May 01, 2012
Walk into a law firm today in New York, Chicago or San Francisco and you may be surprised. Long the bastion of traditional workplace design, many legal offices have come to embrace design trends more commonly seen in ad agencies, design firms or other creative businesses. Technological innovation, competition, the downturn in the economy and shifts in work style have all contributed to this sea change in the design of law offices.
Law firms compete to hire and retain the best and brightest, especially in our challenging economic climate. The most successful firms have learned to leverage the design of their offices to project an image of sophistication and modernity to both clients and recruits. Style and design help define and differentiate a practice, and establish a consistent brand and culture across multiple offices. While the best design was historically reserved for partner offices and areas where clients met, it now often extends to all aspects of the work place.

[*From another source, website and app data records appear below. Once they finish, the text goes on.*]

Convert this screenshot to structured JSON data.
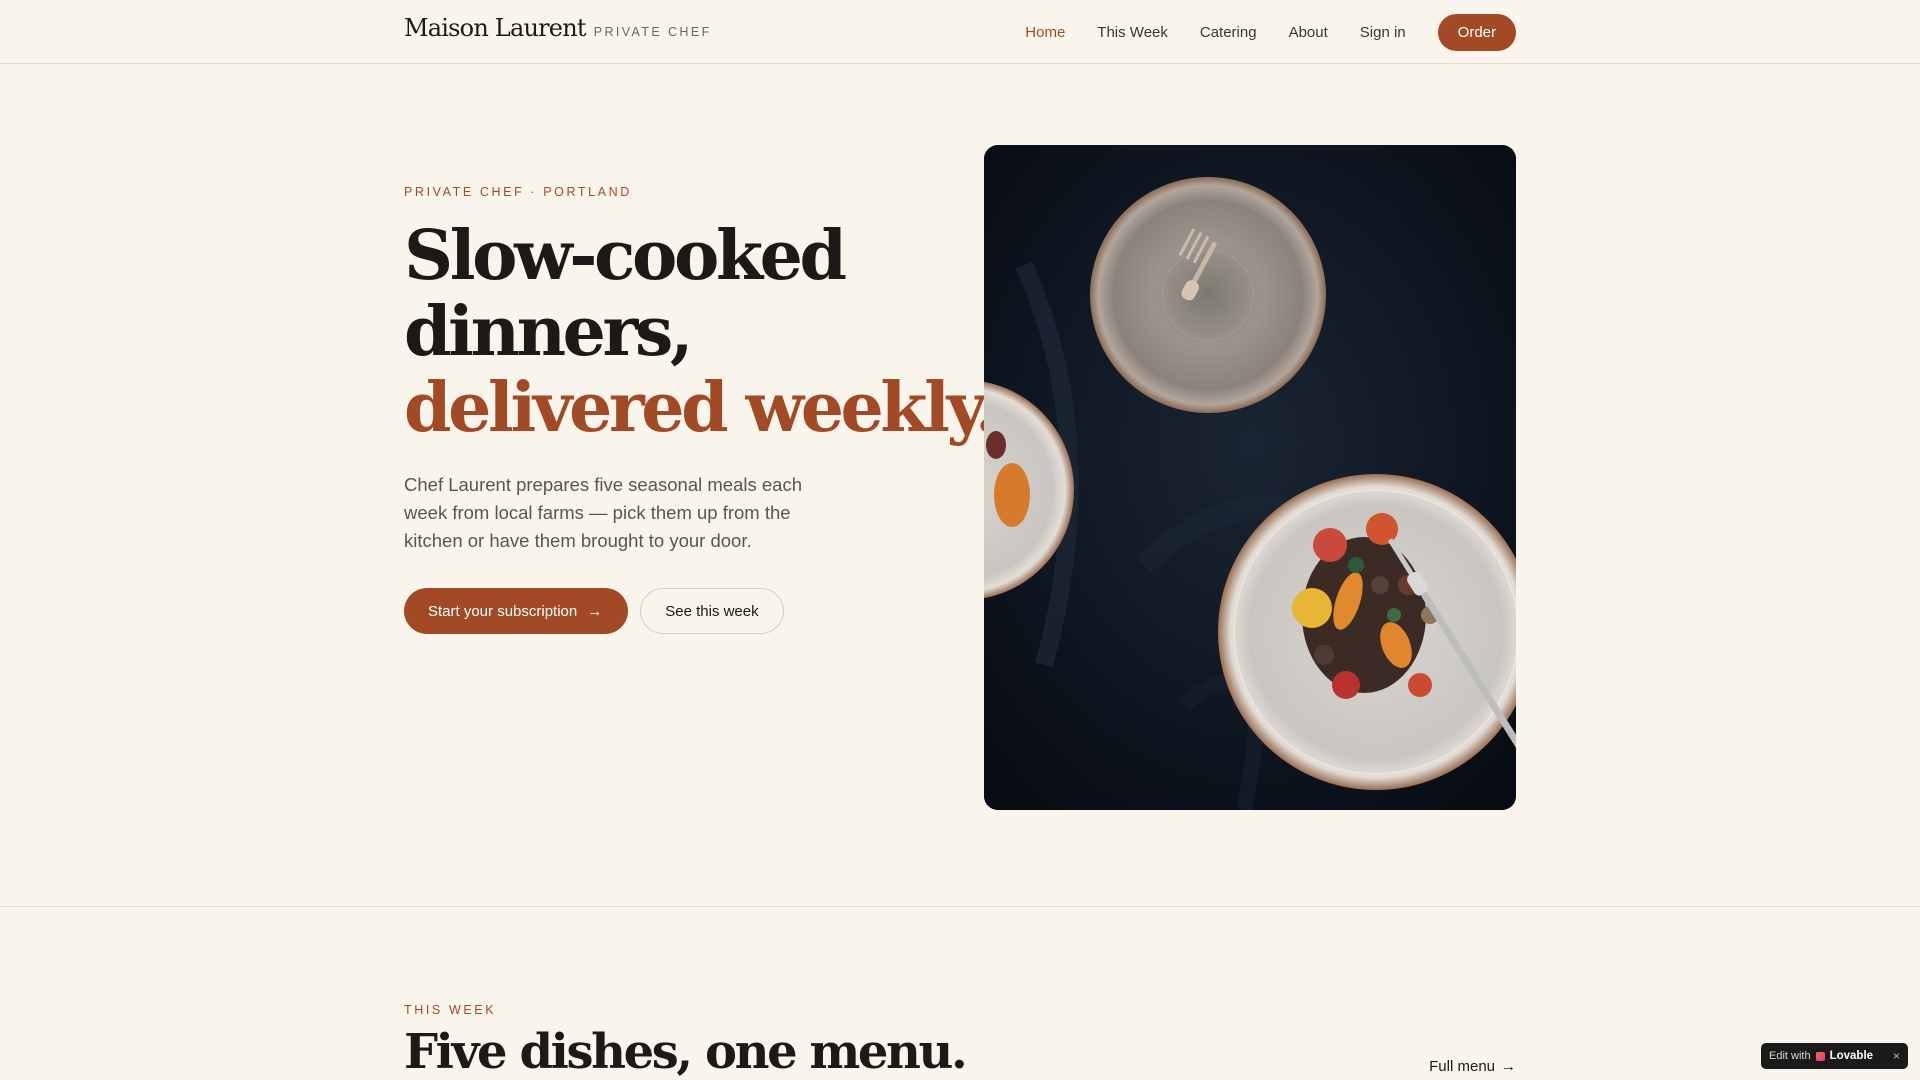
{
  "nav": {
    "brand_name": "Maison Laurent",
    "brand_sub": "PRIVATE CHEF",
    "links": [
      {
        "label": "Home",
        "active": true
      },
      {
        "label": "This Week",
        "active": false
      },
      {
        "label": "Catering",
        "active": false
      },
      {
        "label": "About",
        "active": false
      },
      {
        "label": "Sign in",
        "active": false
      }
    ],
    "order_label": "Order"
  },
  "hero": {
    "eyebrow": "PRIVATE CHEF · PORTLAND",
    "headline_line1": "Slow-cooked",
    "headline_line2": "dinners,",
    "headline_accent": "delivered weekly.",
    "lede": "Chef Laurent prepares five seasonal meals each week from local farms — pick them up from the kitchen or have them brought to your door.",
    "primary_cta": "Start your subscription",
    "secondary_cta": "See this week",
    "image_icon": "plated-dinner-photo"
  },
  "week": {
    "eyebrow": "THIS WEEK",
    "title": "Five dishes, one menu.",
    "full_menu_label": "Full menu"
  },
  "badge": {
    "prefix": "Edit with",
    "brand": "Lovable",
    "close": "×"
  },
  "colors": {
    "background": "#faf5ec",
    "accent": "#a24a26",
    "text": "#1c1a17",
    "muted": "#5a554e"
  }
}
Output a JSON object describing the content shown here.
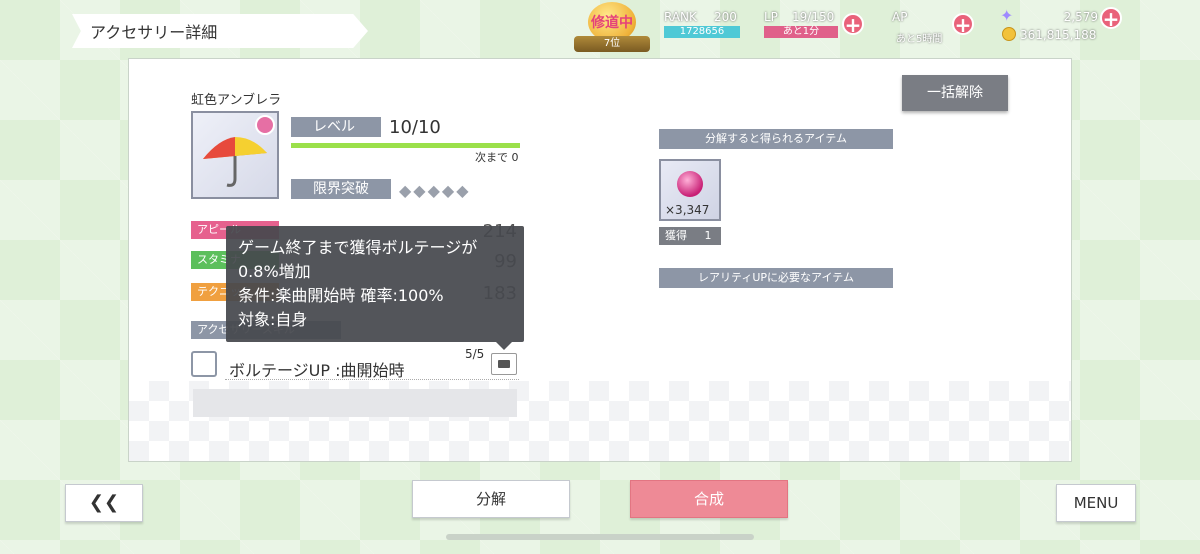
{
  "header": {
    "title": "アクセサリー詳細",
    "event_badge": "修道中",
    "event_rank": "7位",
    "rank_label": "RANK",
    "rank_value": "200",
    "rank_exp": "1728656",
    "lp_label": "LP",
    "lp_value": "19/150",
    "lp_sub": "あと1分",
    "ap_label": "AP",
    "ap_sub": "あと5時間",
    "stars": "2,579",
    "gold": "361,815,188"
  },
  "accessory": {
    "name": "虹色アンブレラ",
    "level_label": "レベル",
    "level_value": "10/10",
    "next_label": "次まで",
    "next_value": "0",
    "limit_break_label": "限界突破",
    "limit_break_marks": "◆◆◆◆◆",
    "stats": [
      {
        "label": "アピール",
        "value": "214",
        "color": "#e6618e"
      },
      {
        "label": "スタミナ",
        "value": "99",
        "color": "#5cbf5c"
      },
      {
        "label": "テクニック",
        "value": "183",
        "color": "#f0a040"
      }
    ],
    "skill_header": "アクセサリースキル",
    "skill_name": "ボルテージUP :曲開始時",
    "skill_level": "5/5"
  },
  "tooltip": {
    "line1": "ゲーム終了まで獲得ボルテージが",
    "line2": "0.8%増加",
    "line3": "条件:楽曲開始時 確率:100%",
    "line4": "対象:自身"
  },
  "right": {
    "bulk_button": "一括解除",
    "dismantle_header": "分解すると得られるアイテム",
    "material_qty": "×3,347",
    "obtain_label": "獲得",
    "obtain_value": "1",
    "rarity_header": "レアリティUPに必要なアイテム"
  },
  "footer": {
    "back_label": "❮❮",
    "dismantle_label": "分解",
    "fuse_label": "合成",
    "menu_label": "MENU"
  }
}
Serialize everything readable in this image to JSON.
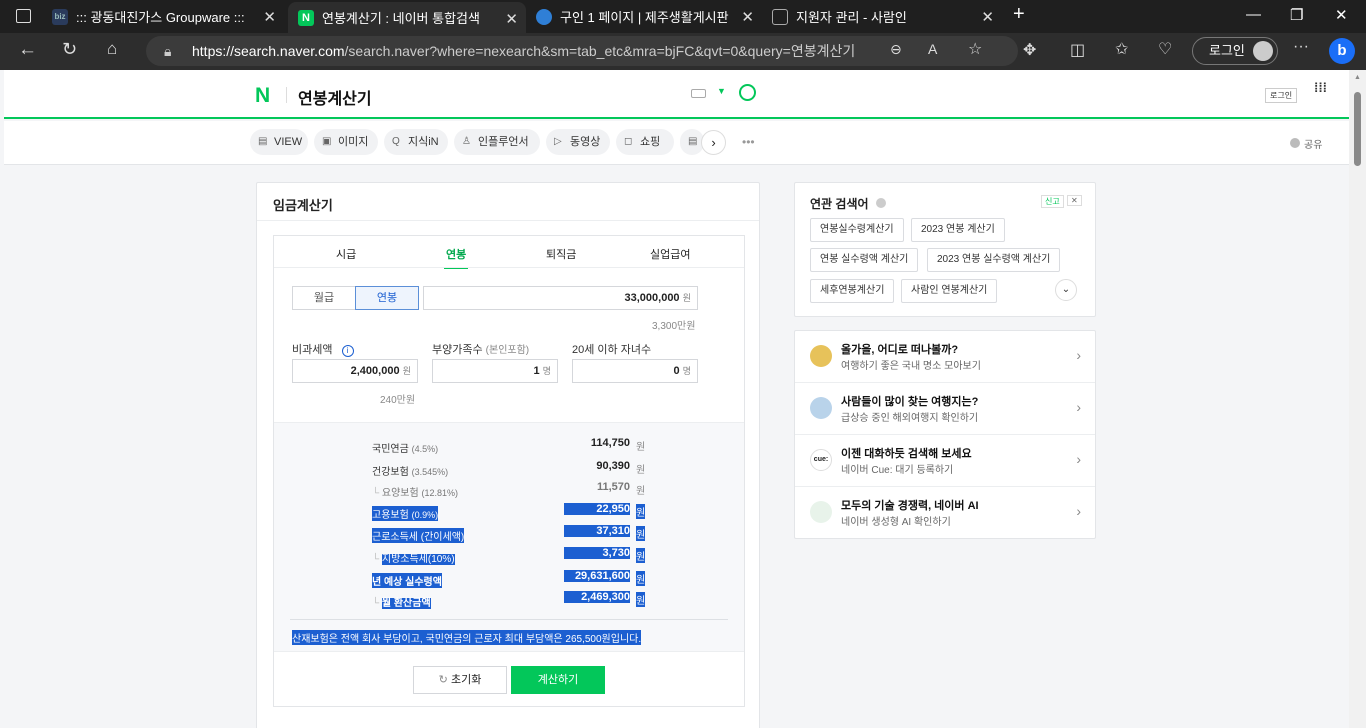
{
  "tabs": [
    {
      "title": "::: 광동대진가스 Groupware :::",
      "favicon": "biz"
    },
    {
      "title": "연봉계산기 : 네이버 통합검색",
      "favicon": "N"
    },
    {
      "title": "구인 1 페이지 | 제주생활게시판",
      "favicon": ""
    },
    {
      "title": "지원자 관리 - 사람인",
      "favicon": ""
    }
  ],
  "address": {
    "host": "https://search.naver.com",
    "path": "/search.naver?where=nexearch&sm=tab_etc&mra=bjFC&qvt=0&query=연봉계산기",
    "login": "로그인"
  },
  "naver": {
    "logo": "N",
    "query": "연봉계산기",
    "login_small": "로그인",
    "nav": [
      "VIEW",
      "이미지",
      "지식iN",
      "인플루언서",
      "동영상",
      "쇼핑"
    ],
    "share": "공유"
  },
  "calc": {
    "title": "임금계산기",
    "tabs": [
      "시급",
      "연봉",
      "퇴직금",
      "실업급여"
    ],
    "toggle": [
      "월급",
      "연봉"
    ],
    "salary": "33,000,000",
    "unit": "원",
    "salary_hint": "3,300만원",
    "nontax_label": "비과세액",
    "dependents_label": "부양가족수",
    "dependents_note": "(본인포함)",
    "children_label": "20세 이하 자녀수",
    "nontax": "2,400,000",
    "nontax_hint": "240만원",
    "dependents": "1",
    "children": "0",
    "person_unit": "명",
    "rows": [
      {
        "label": "국민연금",
        "rate": "(4.5%)",
        "value": "114,750"
      },
      {
        "label": "건강보험",
        "rate": "(3.545%)",
        "value": "90,390"
      },
      {
        "label": "요양보험",
        "rate": "(12.81%)",
        "value": "11,570"
      },
      {
        "label": "고용보험",
        "rate": "(0.9%)",
        "value": "22,950"
      },
      {
        "label": "근로소득세",
        "rate": "(간이세액)",
        "value": "37,310"
      },
      {
        "label": "지방소득세",
        "rate": "(10%)",
        "value": "3,730"
      },
      {
        "label": "년 예상 실수령액",
        "rate": "",
        "value": "29,631,600"
      },
      {
        "label": "월 환산금액",
        "rate": "",
        "value": "2,469,300"
      }
    ],
    "note": "산재보험은 전액 회사 부담이고, 국민연금의 근로자 최대 부담액은 265,500원입니다.",
    "reset": "초기화",
    "calculate": "계산하기"
  },
  "related": {
    "title": "연관 검색어",
    "report": "신고",
    "chips": [
      "연봉실수령계산기",
      "2023 연봉 계산기",
      "연봉 실수령액 계산기",
      "2023 연봉 실수령액 계산기",
      "세후연봉계산기",
      "사람인 연봉계산기"
    ]
  },
  "suggestions": [
    {
      "title": "올가을, 어디로 떠나볼까?",
      "sub": "여행하기 좋은 국내 명소 모아보기",
      "color": "#e7c25a"
    },
    {
      "title": "사람들이 많이 찾는 여행지는?",
      "sub": "급상승 중인 해외여행지 확인하기",
      "color": "#b9d3ea"
    },
    {
      "title": "이젠 대화하듯 검색해 보세요",
      "sub": "네이버 Cue: 대기 등록하기",
      "color": "#ffffff"
    },
    {
      "title": "모두의 기술 경쟁력, 네이버 AI",
      "sub": "네이버 생성형 AI 확인하기",
      "color": "#e8f3ea"
    }
  ]
}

The most common complaints voiced by associates, as found in a recent American Lawyer survey, are the lack of transparency and poor communication. In response, innovative law firms such as Torys in New York City are adopting glass-fronted offices and meeting rooms to promote transparency. To ensure confidentiality and prevent staff disruption, senior partners are holding fewer client meetings in their private offices, driving demand for more conference rooms and flexible meeting spaces in the office. Additionally, senior partners often enjoyed their own personal conference rooms, often adjacent to their offices—now even small conference rooms are shared by two or more partners, or more often by attorneys who are in that general area.